The whole listing needs to be returned exactly as it appears.

********************

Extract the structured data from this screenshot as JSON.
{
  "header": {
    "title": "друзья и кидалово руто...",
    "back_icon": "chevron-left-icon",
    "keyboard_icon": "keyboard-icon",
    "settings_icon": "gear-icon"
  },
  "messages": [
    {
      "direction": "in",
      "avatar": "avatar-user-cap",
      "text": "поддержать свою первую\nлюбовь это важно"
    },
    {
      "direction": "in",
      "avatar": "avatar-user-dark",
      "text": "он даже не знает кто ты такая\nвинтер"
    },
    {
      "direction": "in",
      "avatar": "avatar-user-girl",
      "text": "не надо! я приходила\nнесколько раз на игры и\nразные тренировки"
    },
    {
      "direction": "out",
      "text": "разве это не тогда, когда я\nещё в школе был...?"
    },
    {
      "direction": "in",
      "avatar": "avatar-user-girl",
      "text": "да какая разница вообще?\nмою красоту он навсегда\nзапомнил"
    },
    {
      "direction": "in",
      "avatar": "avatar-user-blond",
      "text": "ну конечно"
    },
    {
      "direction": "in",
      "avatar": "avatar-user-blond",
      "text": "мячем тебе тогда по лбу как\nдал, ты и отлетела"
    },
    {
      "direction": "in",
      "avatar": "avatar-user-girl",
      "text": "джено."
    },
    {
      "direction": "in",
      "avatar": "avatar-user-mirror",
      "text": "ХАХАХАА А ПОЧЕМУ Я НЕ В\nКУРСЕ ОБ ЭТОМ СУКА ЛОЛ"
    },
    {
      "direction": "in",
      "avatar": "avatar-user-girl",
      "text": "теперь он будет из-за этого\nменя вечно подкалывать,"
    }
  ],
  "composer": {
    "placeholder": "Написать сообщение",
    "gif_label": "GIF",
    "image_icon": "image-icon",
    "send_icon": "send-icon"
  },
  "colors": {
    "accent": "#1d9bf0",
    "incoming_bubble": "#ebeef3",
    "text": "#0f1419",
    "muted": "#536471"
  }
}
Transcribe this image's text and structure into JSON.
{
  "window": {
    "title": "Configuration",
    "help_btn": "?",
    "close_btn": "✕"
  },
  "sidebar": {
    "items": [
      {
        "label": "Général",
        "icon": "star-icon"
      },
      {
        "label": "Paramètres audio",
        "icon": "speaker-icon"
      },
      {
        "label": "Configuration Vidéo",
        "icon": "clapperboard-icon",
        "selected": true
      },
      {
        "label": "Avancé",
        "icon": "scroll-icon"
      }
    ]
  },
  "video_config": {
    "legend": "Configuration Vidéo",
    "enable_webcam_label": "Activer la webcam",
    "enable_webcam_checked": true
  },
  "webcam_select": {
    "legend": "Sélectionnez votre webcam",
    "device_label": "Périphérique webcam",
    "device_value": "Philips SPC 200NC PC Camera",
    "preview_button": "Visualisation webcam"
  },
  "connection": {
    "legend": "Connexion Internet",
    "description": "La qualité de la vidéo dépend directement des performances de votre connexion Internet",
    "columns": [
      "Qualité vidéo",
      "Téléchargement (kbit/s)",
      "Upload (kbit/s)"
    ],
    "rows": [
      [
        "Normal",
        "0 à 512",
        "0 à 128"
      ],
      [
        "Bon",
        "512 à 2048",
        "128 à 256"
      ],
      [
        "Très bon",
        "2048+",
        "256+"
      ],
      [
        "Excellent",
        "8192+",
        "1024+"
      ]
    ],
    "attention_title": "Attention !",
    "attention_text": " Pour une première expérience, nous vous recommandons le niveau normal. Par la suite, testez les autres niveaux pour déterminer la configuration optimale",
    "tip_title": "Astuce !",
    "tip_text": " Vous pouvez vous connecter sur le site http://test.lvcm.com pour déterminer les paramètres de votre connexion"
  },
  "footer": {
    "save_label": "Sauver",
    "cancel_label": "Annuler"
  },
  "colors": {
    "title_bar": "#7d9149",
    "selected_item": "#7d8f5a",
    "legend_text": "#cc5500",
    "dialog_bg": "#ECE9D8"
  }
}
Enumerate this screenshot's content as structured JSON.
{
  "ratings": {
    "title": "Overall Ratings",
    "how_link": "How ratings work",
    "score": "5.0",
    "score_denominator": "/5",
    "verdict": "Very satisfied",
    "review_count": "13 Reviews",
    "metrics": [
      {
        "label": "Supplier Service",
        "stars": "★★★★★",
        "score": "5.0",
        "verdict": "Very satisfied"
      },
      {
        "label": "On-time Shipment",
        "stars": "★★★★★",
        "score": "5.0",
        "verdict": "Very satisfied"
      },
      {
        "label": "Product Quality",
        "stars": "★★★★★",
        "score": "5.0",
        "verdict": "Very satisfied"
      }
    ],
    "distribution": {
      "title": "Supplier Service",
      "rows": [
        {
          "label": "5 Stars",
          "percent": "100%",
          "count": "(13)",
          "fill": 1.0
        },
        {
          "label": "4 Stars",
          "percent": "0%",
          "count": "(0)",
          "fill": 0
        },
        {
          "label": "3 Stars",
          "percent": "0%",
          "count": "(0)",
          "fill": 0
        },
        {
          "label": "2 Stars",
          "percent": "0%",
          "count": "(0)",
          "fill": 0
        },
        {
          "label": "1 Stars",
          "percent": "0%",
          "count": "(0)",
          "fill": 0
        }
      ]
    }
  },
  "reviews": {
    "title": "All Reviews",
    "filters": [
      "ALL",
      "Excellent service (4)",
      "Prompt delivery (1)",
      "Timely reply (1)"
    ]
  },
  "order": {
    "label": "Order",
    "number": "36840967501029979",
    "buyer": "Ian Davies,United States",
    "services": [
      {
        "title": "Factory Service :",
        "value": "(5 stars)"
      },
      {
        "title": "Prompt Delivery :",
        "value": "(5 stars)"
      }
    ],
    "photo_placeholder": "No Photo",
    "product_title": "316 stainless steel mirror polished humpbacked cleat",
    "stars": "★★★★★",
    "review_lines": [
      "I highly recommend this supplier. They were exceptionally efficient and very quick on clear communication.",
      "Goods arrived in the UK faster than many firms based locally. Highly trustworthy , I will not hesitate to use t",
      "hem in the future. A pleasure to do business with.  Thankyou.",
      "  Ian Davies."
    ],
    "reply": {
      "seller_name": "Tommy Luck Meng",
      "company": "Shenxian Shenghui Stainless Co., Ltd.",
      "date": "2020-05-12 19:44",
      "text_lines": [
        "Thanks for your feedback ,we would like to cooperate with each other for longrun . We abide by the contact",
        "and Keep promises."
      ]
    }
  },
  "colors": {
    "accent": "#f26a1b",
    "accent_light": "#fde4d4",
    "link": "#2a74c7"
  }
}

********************

THE ANSWER:
Extract the structured data from this screenshot as JSON.
{
  "header": {
    "title": "друзья и кидалово руто...",
    "back_icon": "chevron-left-icon",
    "keyboard_icon": "keyboard-icon",
    "settings_icon": "gear-icon"
  },
  "messages": [
    {
      "direction": "in",
      "avatar": "avatar-user-cap",
      "text": "поддержать свою первую\nлюбовь это важно"
    },
    {
      "direction": "in",
      "avatar": "avatar-user-dark",
      "text": "он даже не знает кто ты такая\nвинтер"
    },
    {
      "direction": "in",
      "avatar": "avatar-user-girl",
      "text": "не надо! я приходила\nнесколько раз на игры и\nразные тренировки"
    },
    {
      "direction": "out",
      "text": "разве это не тогда, когда я\nещё в школе был...?"
    },
    {
      "direction": "in",
      "avatar": "avatar-user-girl",
      "text": "да какая разница вообще?\nмою красоту он навсегда\nзапомнил"
    },
    {
      "direction": "in",
      "avatar": "avatar-user-blond",
      "text": "ну конечно"
    },
    {
      "direction": "in",
      "avatar": "avatar-user-blond",
      "text": "мячем тебе тогда по лбу как\nдал, ты и отлетела"
    },
    {
      "direction": "in",
      "avatar": "avatar-user-girl",
      "text": "джено."
    },
    {
      "direction": "in",
      "avatar": "avatar-user-mirror",
      "text": "ХАХАХАА А ПОЧЕМУ Я НЕ В\nКУРСЕ ОБ ЭТОМ СУКА ЛОЛ"
    },
    {
      "direction": "in",
      "avatar": "avatar-user-girl",
      "text": "теперь он будет из-за этого\nменя вечно подкалывать,"
    }
  ],
  "composer": {
    "placeholder": "Написать сообщение",
    "gif_label": "GIF",
    "image_icon": "image-icon",
    "send_icon": "send-icon"
  },
  "colors": {
    "accent": "#1d9bf0",
    "incoming_bubble": "#ebeef3",
    "text": "#0f1419",
    "muted": "#536471"
  }
}
Transcribe this image's text and structure into JSON.
{
  "window": {
    "title": "Configuration",
    "help_btn": "?",
    "close_btn": "✕"
  },
  "sidebar": {
    "items": [
      {
        "label": "Général",
        "icon": "star-icon"
      },
      {
        "label": "Paramètres audio",
        "icon": "speaker-icon"
      },
      {
        "label": "Configuration Vidéo",
        "icon": "clapperboard-icon",
        "selected": true
      },
      {
        "label": "Avancé",
        "icon": "scroll-icon"
      }
    ]
  },
  "video_config": {
    "legend": "Configuration Vidéo",
    "enable_webcam_label": "Activer la webcam",
    "enable_webcam_checked": true
  },
  "webcam_select": {
    "legend": "Sélectionnez votre webcam",
    "device_label": "Périphérique webcam",
    "device_value": "Philips SPC 200NC PC Camera",
    "preview_button": "Visualisation webcam"
  },
  "connection": {
    "legend": "Connexion Internet",
    "description": "La qualité de la vidéo dépend directement des performances de votre connexion Internet",
    "columns": [
      "Qualité vidéo",
      "Téléchargement (kbit/s)",
      "Upload (kbit/s)"
    ],
    "rows": [
      [
        "Normal",
        "0 à 512",
        "0 à 128"
      ],
      [
        "Bon",
        "512 à 2048",
        "128 à 256"
      ],
      [
        "Très bon",
        "2048+",
        "256+"
      ],
      [
        "Excellent",
        "8192+",
        "1024+"
      ]
    ],
    "attention_title": "Attention !",
    "attention_text": " Pour une première expérience, nous vous recommandons le niveau normal. Par la suite, testez les autres niveaux pour déterminer la configuration optimale",
    "tip_title": "Astuce !",
    "tip_text": " Vous pouvez vous connecter sur le site http://test.lvcm.com pour déterminer les paramètres de votre connexion"
  },
  "footer": {
    "save_label": "Sauver",
    "cancel_label": "Annuler"
  },
  "colors": {
    "title_bar": "#7d9149",
    "selected_item": "#7d8f5a",
    "legend_text": "#cc5500",
    "dialog_bg": "#ECE9D8"
  }
}
Enumerate this screenshot's content as structured JSON.
{
  "ratings": {
    "title": "Overall Ratings",
    "how_link": "How ratings work",
    "score": "5.0",
    "score_denominator": "/5",
    "verdict": "Very satisfied",
    "review_count": "13 Reviews",
    "metrics": [
      {
        "label": "Supplier Service",
        "stars": "★★★★★",
        "score": "5.0",
        "verdict": "Very satisfied"
      },
      {
        "label": "On-time Shipment",
        "stars": "★★★★★",
        "score": "5.0",
        "verdict": "Very satisfied"
      },
      {
        "label": "Product Quality",
        "stars": "★★★★★",
        "score": "5.0",
        "verdict": "Very satisfied"
      }
    ],
    "distribution": {
      "title": "Supplier Service",
      "rows": [
        {
          "label": "5 Stars",
          "percent": "100%",
          "count": "(13)",
          "fill": 1.0
        },
        {
          "label": "4 Stars",
          "percent": "0%",
          "count": "(0)",
          "fill": 0
        },
        {
          "label": "3 Stars",
          "percent": "0%",
          "count": "(0)",
          "fill": 0
        },
        {
          "label": "2 Stars",
          "percent": "0%",
          "count": "(0)",
          "fill": 0
        },
        {
          "label": "1 Stars",
          "percent": "0%",
          "count": "(0)",
          "fill": 0
        }
      ]
    }
  },
  "reviews": {
    "title": "All Reviews",
    "filters": [
      "ALL",
      "Excellent service (4)",
      "Prompt delivery (1)",
      "Timely reply (1)"
    ]
  },
  "order": {
    "label": "Order",
    "number": "36840967501029979",
    "buyer": "Ian Davies,United States",
    "services": [
      {
        "title": "Factory Service :",
        "value": "(5 stars)"
      },
      {
        "title": "Prompt Delivery :",
        "value": "(5 stars)"
      }
    ],
    "photo_placeholder": "No Photo",
    "product_title": "316 stainless steel mirror polished humpbacked cleat",
    "stars": "★★★★★",
    "review_lines": [
      "I highly recommend this supplier. They were exceptionally efficient and very quick on clear communication.",
      "Goods arrived in the UK faster than many firms based locally. Highly trustworthy , I will not hesitate to use t",
      "hem in the future. A pleasure to do business with.  Thankyou.",
      "  Ian Davies."
    ],
    "reply": {
      "seller_name": "Tommy Luck Meng",
      "company": "Shenxian Shenghui Stainless Co., Ltd.",
      "date": "2020-05-12 19:44",
      "text_lines": [
        "Thanks for your feedback ,we would like to cooperate with each other for longrun . We abide by the contact",
        "and Keep promises."
      ]
    }
  },
  "colors": {
    "accent": "#f26a1b",
    "accent_light": "#fde4d4",
    "link": "#2a74c7"
  }
}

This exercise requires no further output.